  • Take a break from a difficult task – If there a difficult task at hand for which the solution is not presenting itself, the initial reaction may be to spend as much time on it as possible, but this is likely to be counterproductive. By taking some time away from this task your brain gets an opportunity to refresh, and it’s then that innovation is more likely to take place.
  • Time to talk with others – The lunch break provides colleagues a great chance to mix and chat with people they may not normally converse with. They could share their career experiences or interests to encourage a diverse range of voices. Similarly, if everyone is encouraged to get to know each other, it becomes much easier to spot changes in behaviour that signpost when someone is struggling and may require additional support.
  • Promotes physical wellbeing – Promoting the importance of the lunch break is not only good for mental wellbeing, but it is also good for physical wellbeing. Encouraging people to move from their desk for at an hour is good for both posture and digestion.

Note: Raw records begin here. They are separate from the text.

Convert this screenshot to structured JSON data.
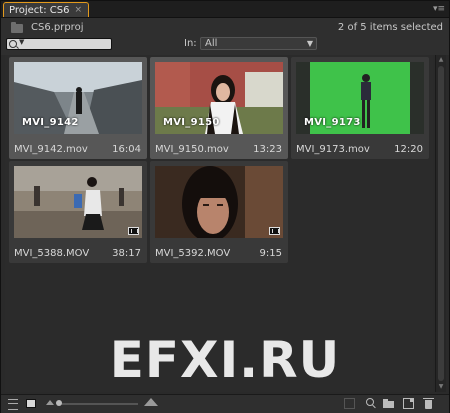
{
  "tab": {
    "title": "Project: CS6",
    "close_glyph": "×"
  },
  "panel_menu_glyph": "▾≡",
  "header": {
    "project_file": "CS6.prproj",
    "selection_status": "2 of 5 items selected",
    "in_label": "In:",
    "in_value": "All",
    "search_dropdown_glyph": "▼",
    "in_dropdown_glyph": "▼"
  },
  "clips": [
    {
      "name": "MVI_9142.mov",
      "duration": "16:04",
      "overlay": "MVI_9142",
      "selected": true
    },
    {
      "name": "MVI_9150.mov",
      "duration": "13:23",
      "overlay": "MVI_9150",
      "selected": true
    },
    {
      "name": "MVI_9173.mov",
      "duration": "12:20",
      "overlay": "MVI_9173",
      "selected": false
    },
    {
      "name": "MVI_5388.MOV",
      "duration": "38:17",
      "overlay": "",
      "selected": false
    },
    {
      "name": "MVI_5392.MOV",
      "duration": "9:15",
      "overlay": "",
      "selected": false
    }
  ],
  "scroll_glyphs": {
    "up": "▲",
    "down": "▼"
  },
  "watermark": "EFXI.RU",
  "colors": {
    "accent": "#e39a1c",
    "selected_tile": "#575757",
    "tile": "#393939"
  }
}
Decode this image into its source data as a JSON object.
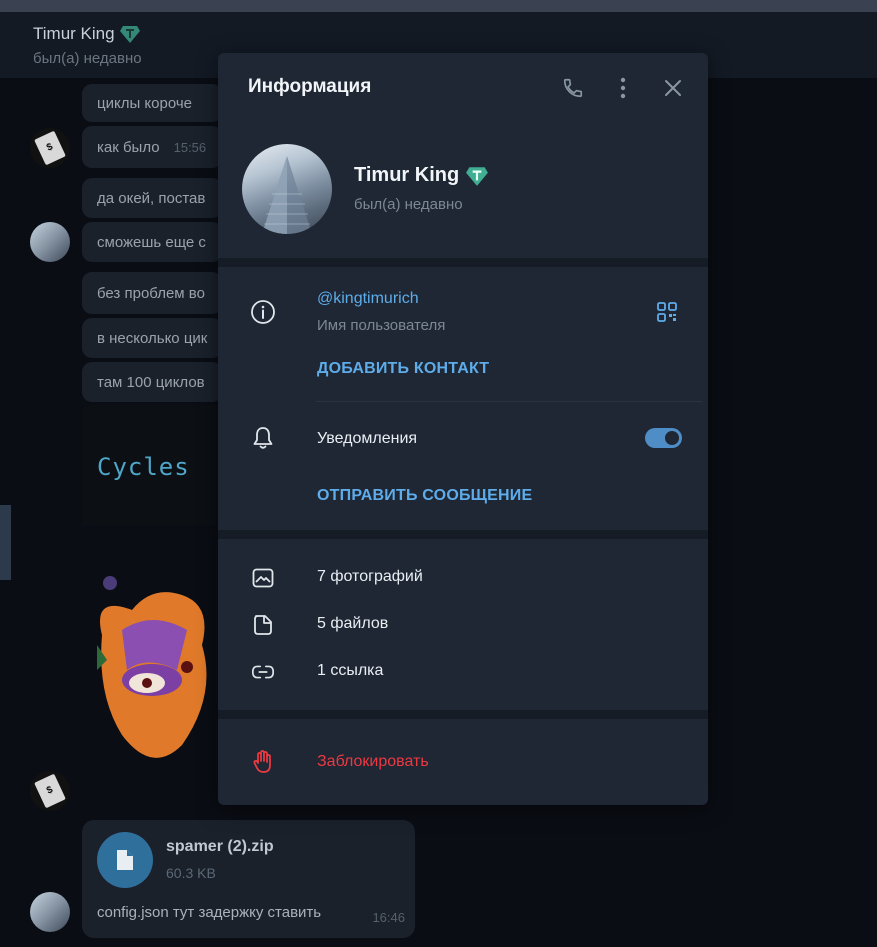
{
  "chat": {
    "name": "Timur King",
    "status": "был(а) недавно",
    "messages": [
      {
        "text": "циклы короче",
        "time": ""
      },
      {
        "text": "как было",
        "time": "15:56"
      },
      {
        "text": "да окей, постав",
        "time": ""
      },
      {
        "text": "сможешь еще с",
        "time": ""
      },
      {
        "text": "без проблем во",
        "time": ""
      },
      {
        "text": "в несколько цик",
        "time": ""
      },
      {
        "text": "там 100 циклов",
        "time": ""
      }
    ],
    "code_image_text": "Cycles",
    "file": {
      "name": "spamer (2).zip",
      "size": "60.3 KB",
      "caption": "config.json тут задержку ставить",
      "time": "16:46"
    }
  },
  "dialog": {
    "title": "Информация",
    "profile": {
      "name": "Timur King",
      "status": "был(а) недавно"
    },
    "username": {
      "value": "@kingtimurich",
      "label": "Имя пользователя"
    },
    "add_contact_label": "ДОБАВИТЬ КОНТАКТ",
    "notifications": {
      "label": "Уведомления",
      "enabled": true
    },
    "send_message_label": "ОТПРАВИТЬ СООБЩЕНИЕ",
    "media": {
      "photos": "7 фотографий",
      "files": "5 файлов",
      "links": "1 ссылка"
    },
    "block_label": "Заблокировать"
  },
  "icons": [
    "phone-icon",
    "more-vertical-icon",
    "close-icon",
    "info-icon",
    "qr-code-icon",
    "bell-icon",
    "photo-icon",
    "file-icon",
    "link-icon",
    "hand-stop-icon",
    "verified-badge-icon"
  ],
  "colors": {
    "accent": "#5eacea",
    "danger": "#ec3942",
    "dialog_bg": "#1e2733",
    "badge": "#3fae93"
  }
}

Don’t focus on perfection

Placing the focus on perfection and not progress is very negative for team morale and the mental wellbeing of everyone in the workplace. It creates an unnecessary ideal which is very difficult to live up to. Rather than always focusing on the end goal, it is important to recognise how far the team has gone and the progress that has been made – don’t forget to celebrate this and all the individuals that have contributed to it.

Not only does working towards “perfection” place high levels of stress on everyone involved, but it can also stifle creative thinking and experimentation from taking place to find innovative solutions.

Thinking in an “all or nothing” mindset is very inefficient as you will never be satisfied with the outcome unless it is exactly what you pictured, which rarely actually happens. Instead, make your first move and create improvements as you go along to get the ball rolling; this will help you to quickly realise which process will work. Build on what you have learned from a challenging situation and don’t just disregard something because it did not work initially.

Empower your leaders

While everyone has a vital role to play in ensuring a healthy workplace, leaders are well placed to make a real difference to the processes and policies present in the environment. All leaders should have adequate training for this role to ensure they are able to provide the correct support to any employee that approaches them with their concerns. This training does not need to be expensive or take place externally as long as it empowers people with the fundamental skills of leadership. If leaders are not adequately prepared to deal with staff issues, they too will become stressed, their behaviour may slip and their confidence will be knocked.

Leaders should not be expected to fill the role of a mental health professional, but it is important they are equipped to signpost anyone to the avenues of support available to them – this could be private services, HR or their GP – and show them that they are valued and that you will support them during this process.

In addition, empowering line and middle managers with skills in employee wellbeing and conflict resolution can also help to take some of the pressure off senior management.

Introduce steps one at a time

Although it can take a while to see the changes in your workplace culture, starting this process will put you on the right path to doing so. Always introduce things one step at a time and start with something that you know your organisation can manage. Employees may lose trust in your organisation if you introduce big, shiny initiatives and do not follow through or create sustainable change.

Not only does a healthy workplace support all employees and protect them from burnout and stress but it also maintains high levels of productivity and professionalism that are necessary for effective working as well as attract future employees.

Karen Meager and John McLachlan are the co-founders of business coaching and training firm Monkey Puzzle Training

Further reading

How to improve employee motivation in the workplace